This is as he charged state governors to do the needful for inmates on death row to reduce pressure on custodial facilities, making case for those with a terminal illness or old age to be set free on compassionate ground and commute others to either life imprisonment or specific terms.
Aregbesola who spoke at the official commissioning of Osun State Command Headquarters of Correctional Office Complex in Osogbo, said 50,992 inmates are awaiting trials while 17, 755 are actual convicts.
He added that the maximum capacity of the nation’s custodial capacity is 57,278 inmates but presently housed 68,747 inmates, adding that in a bid to decongest the facilities, Federal Government last year introduced a presidential pardon and amnesty programme for inmates, through which 5,000 inmates have so far been released.
The Minister adds, “One main challenge of the correctional service, therefore, is congestion of the custodial facilities. The entire national custodial facilities have a maximum capacity of 57,278 inmates.
But by the last count earlier in the week, there is a total population of 68,747 inmates, made up of 67,422 males and 1,325 females. We have therefore shot above the capacity by 18 per cent.

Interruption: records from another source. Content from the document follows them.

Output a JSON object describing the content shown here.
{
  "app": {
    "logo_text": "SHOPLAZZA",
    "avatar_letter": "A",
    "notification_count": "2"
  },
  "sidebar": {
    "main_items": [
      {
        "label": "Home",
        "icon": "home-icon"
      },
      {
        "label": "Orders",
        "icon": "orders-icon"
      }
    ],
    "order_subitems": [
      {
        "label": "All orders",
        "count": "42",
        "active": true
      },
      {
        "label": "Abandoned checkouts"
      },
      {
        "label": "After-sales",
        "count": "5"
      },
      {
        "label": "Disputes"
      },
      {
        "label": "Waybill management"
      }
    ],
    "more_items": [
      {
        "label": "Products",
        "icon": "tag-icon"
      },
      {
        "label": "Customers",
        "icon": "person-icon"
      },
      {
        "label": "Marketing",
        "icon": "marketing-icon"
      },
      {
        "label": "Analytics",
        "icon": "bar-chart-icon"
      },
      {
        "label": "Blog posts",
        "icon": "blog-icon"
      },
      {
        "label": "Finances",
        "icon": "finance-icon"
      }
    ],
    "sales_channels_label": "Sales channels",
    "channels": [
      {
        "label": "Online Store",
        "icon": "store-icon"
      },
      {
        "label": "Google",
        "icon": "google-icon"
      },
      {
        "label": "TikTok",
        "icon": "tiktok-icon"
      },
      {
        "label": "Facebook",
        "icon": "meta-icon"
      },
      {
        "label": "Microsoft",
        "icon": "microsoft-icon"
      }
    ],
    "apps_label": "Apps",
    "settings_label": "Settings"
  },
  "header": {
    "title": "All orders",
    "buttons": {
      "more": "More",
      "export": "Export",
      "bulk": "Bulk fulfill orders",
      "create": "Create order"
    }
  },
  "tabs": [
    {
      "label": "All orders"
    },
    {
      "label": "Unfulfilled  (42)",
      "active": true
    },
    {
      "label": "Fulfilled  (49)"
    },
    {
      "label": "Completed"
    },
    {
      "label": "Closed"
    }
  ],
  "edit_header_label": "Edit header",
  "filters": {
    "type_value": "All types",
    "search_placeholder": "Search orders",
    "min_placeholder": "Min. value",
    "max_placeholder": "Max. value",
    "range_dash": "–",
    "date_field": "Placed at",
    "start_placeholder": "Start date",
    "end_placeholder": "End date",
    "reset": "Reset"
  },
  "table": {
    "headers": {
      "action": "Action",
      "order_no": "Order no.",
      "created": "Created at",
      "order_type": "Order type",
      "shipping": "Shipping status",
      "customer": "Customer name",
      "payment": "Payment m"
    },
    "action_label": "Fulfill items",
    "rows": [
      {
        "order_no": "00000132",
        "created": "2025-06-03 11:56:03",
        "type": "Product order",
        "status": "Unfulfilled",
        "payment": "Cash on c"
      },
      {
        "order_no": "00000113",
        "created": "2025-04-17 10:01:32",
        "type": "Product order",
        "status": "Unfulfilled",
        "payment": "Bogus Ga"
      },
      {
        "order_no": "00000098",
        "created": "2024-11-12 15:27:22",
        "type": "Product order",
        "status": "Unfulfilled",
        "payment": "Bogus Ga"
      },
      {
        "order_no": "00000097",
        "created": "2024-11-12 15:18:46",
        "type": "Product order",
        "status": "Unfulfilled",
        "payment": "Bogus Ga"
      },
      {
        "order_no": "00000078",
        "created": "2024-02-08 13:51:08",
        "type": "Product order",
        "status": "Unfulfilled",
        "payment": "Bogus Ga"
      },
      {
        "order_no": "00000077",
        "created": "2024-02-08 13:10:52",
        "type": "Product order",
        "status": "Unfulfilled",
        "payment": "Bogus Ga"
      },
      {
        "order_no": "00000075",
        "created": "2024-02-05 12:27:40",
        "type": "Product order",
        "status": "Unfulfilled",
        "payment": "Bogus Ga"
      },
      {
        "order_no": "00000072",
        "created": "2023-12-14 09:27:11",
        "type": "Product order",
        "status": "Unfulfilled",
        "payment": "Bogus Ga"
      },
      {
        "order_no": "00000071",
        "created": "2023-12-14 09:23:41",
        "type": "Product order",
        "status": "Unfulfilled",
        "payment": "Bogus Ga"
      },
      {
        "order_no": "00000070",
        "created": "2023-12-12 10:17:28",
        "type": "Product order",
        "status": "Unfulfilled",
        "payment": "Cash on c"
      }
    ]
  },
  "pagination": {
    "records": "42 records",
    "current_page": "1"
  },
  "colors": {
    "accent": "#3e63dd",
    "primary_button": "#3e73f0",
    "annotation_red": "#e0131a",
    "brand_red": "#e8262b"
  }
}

“But I must add that the congestion is an urban phenomenon limited to big cities like Lagos, Kano, Port Harcourt and others. There are facilities in non-urban areas that are underpopulated. It is in the urban areas that most of the crimes are committed and relevant courts are located, leading to the overstretching of the custodial facilities located in such cities.

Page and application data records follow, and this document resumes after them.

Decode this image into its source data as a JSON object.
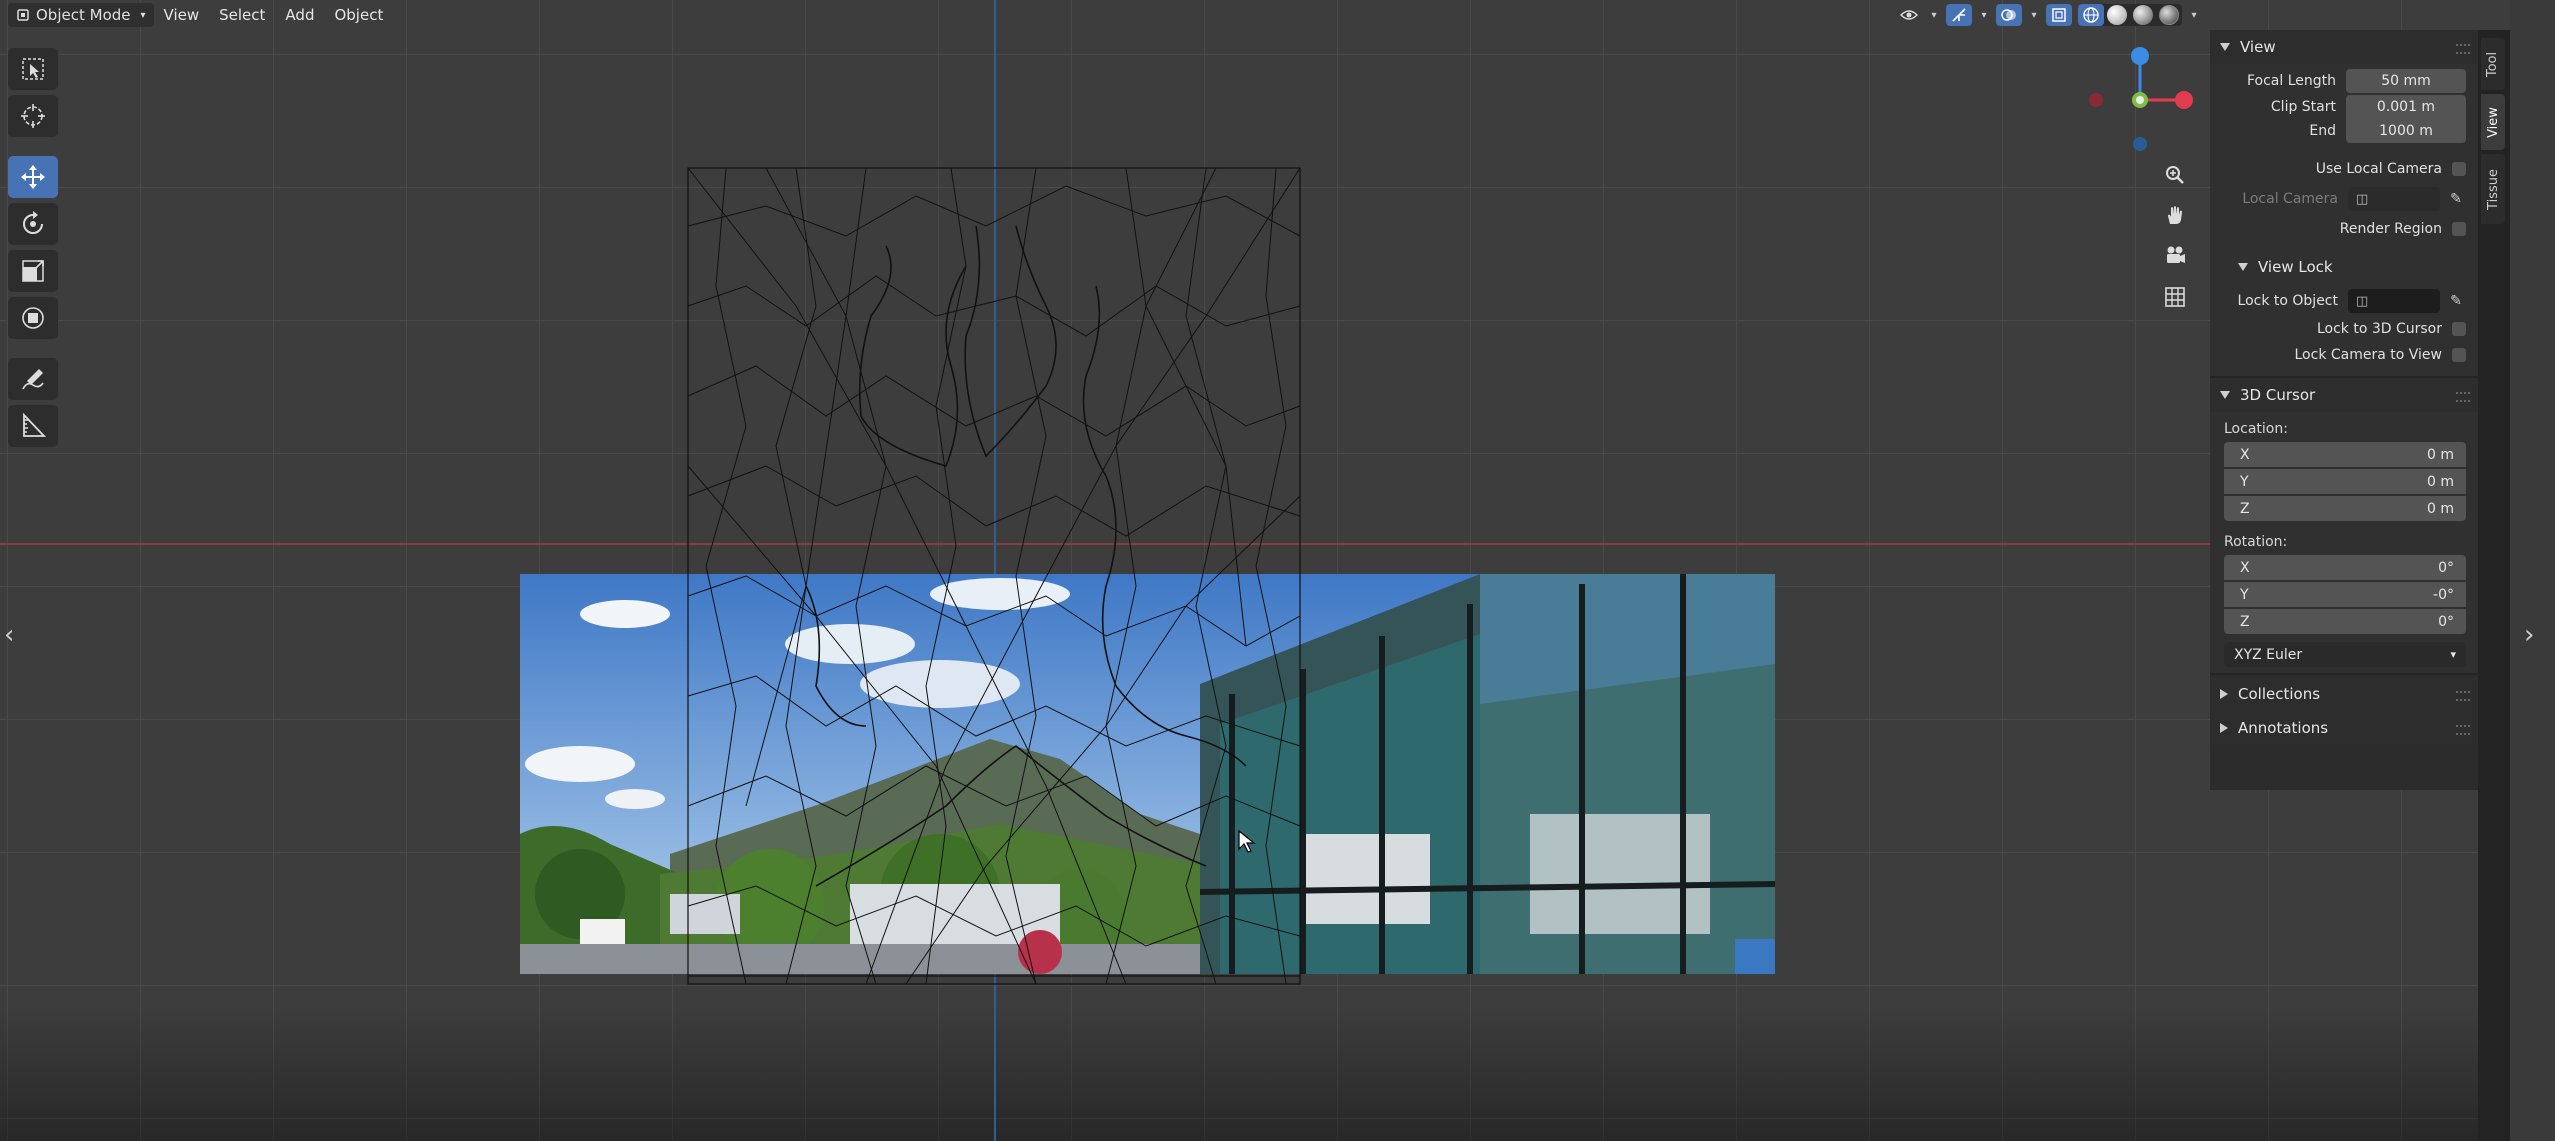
{
  "header": {
    "mode": "Object Mode",
    "menu": [
      "View",
      "Select",
      "Add",
      "Object"
    ]
  },
  "gizmo": {
    "x_color": "#e23c4f",
    "y_color": "#7fbf3f",
    "z_color": "#3c8ce7"
  },
  "npanel": {
    "view": {
      "title": "View",
      "focal_length_label": "Focal Length",
      "focal_length_value": "50 mm",
      "clip_start_label": "Clip Start",
      "clip_start_value": "0.001 m",
      "end_label": "End",
      "end_value": "1000 m",
      "use_local_camera_label": "Use Local Camera",
      "local_camera_label": "Local Camera",
      "render_region_label": "Render Region"
    },
    "view_lock": {
      "title": "View Lock",
      "lock_to_object_label": "Lock to Object",
      "lock_to_3d_cursor_label": "Lock to 3D Cursor",
      "lock_camera_to_view_label": "Lock Camera to View"
    },
    "cursor": {
      "title": "3D Cursor",
      "location_label": "Location:",
      "location": [
        {
          "axis": "X",
          "value": "0 m"
        },
        {
          "axis": "Y",
          "value": "0 m"
        },
        {
          "axis": "Z",
          "value": "0 m"
        }
      ],
      "rotation_label": "Rotation:",
      "rotation": [
        {
          "axis": "X",
          "value": "0°"
        },
        {
          "axis": "Y",
          "value": "-0°"
        },
        {
          "axis": "Z",
          "value": "0°"
        }
      ],
      "rotation_mode": "XYZ Euler"
    },
    "collections_title": "Collections",
    "annotations_title": "Annotations"
  },
  "tabs": [
    "Tool",
    "View",
    "Tissue"
  ]
}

“It should also be noted that 50,992 inmates, representing 74 per cent of the total population of inmates in our custodial centres are awaiting trial inmates while only 17,755 inmates which is a mere 26 per cent are actual convicts”.
He added that the President Muhammadu Buhari-led administration is taking serious effort at addressing the infrastructure deficit through the provision of facilities and policy.
“The challenges of safe and effective custody at the custodial centres come therefore from the awaiting trial inmates, given their numerical strength. This fact greatly limits our capacity for corrections, since awaiting trial inmates being suspects, can only be accommodated and not reformed.
Reformation comes after conviction and not before. This is the reality of the management of inmates that must be squarely registered in the minds of the Nigerian public for a better appreciation of the service and its limitations at the rehabilitation, reformation and reintegration of convicts and a reduction in recidivism.
“But the government has been addressing this challenge of congestion. Last year, at the onset of the Covid-19 pandemic, the Federal Government, through the Ministries of Interior and Justice, initiated a presidential pardon and amnesty programme for inmates. Some federal offenders benefited from the programme and got reprieves, while the state governments got recommendations and guidelines for the release of their own convicts. More than 5,000 inmates have so far being released under the programme, which is ongoing